With unemployment so high many people are at the point of taking the best job they can find not the the job they want. It has also forced many employers to make cuts in employee benefits and expenses. To save money, many employers have chosen to change wage jobs to contract labor jobs. Whether this is a legitimate change or not is not the discussion here, what I want to talk briefly about is the responsibility of the new contractors.
If you do take a contract labor job, your taxes will change. The biggest change is you will not be able to rely on your employer to withhold for you. You will have to put aside money from each paycheck yourself. Making this harder is that you will have to hold back even more than disappeared from your employee check. Let's say you are currently making $800 a week and at the end of the year break about even on your 1040. From your check, your employer will take Federal and State tax withholding of say $100 and your half of Social Security and Medicare of $49.60 and $11.60. This results in a take home of $638.80. But if you take a contract labor job with the same $800 a week payday, you will get a check for the full $800. So you put aside $161.20 a week and you think your taxes are covered. Nope. You could owe over $3000 at the end of the year. A contract laborer has to pay both sides of the the Medicare and Social Security on their 1040. Unless you add another $61.20 to the money you set aside, you haven't taken care of your "employer contribution". Remember you are now both the employer and employee. So, if you take a contract job, be aware that you may actually be taking a pay cut unless you factor in the added self-employment tax expense.

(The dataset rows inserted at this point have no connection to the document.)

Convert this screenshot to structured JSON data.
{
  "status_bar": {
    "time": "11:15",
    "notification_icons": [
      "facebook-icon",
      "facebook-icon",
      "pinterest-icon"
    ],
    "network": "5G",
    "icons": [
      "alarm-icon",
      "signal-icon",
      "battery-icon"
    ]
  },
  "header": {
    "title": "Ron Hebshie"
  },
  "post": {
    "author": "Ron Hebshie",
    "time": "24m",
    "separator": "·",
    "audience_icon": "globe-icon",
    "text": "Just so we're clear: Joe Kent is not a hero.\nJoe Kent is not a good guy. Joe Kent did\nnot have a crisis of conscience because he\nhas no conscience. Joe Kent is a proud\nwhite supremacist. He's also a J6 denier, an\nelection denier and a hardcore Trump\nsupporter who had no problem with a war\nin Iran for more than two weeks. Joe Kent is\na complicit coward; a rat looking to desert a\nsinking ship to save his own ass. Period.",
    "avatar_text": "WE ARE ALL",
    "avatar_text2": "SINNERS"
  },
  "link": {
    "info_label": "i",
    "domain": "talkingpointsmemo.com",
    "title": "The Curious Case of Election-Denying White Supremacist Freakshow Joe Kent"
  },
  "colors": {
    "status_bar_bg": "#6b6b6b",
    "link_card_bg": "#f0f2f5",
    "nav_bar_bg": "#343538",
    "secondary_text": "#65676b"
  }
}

Also, simply putting aside your tax money for the end of the year is not a good idea. You need to get in the habit of making estimate payments. First, it is too easy to "borrow" from the tax money and too hard to put it back. Then, at they end of the year, the money isn't there to pay your taxes. The second reason to prepay with estimates is that it could save you some money. There is an Underpayment of Estimate Taxes, Federal and most states, that can come into play if you owe too much at the end of the year. So, prepayment can save you some money. Your tax professional can help you set this up.
There are more tax issues when you make the change from employee to contract labor, and I'll cover them soon. But if you are aware of the self-employment tax issue and estimates, you have the knowledge to not get a nasty surprise at the end of the year.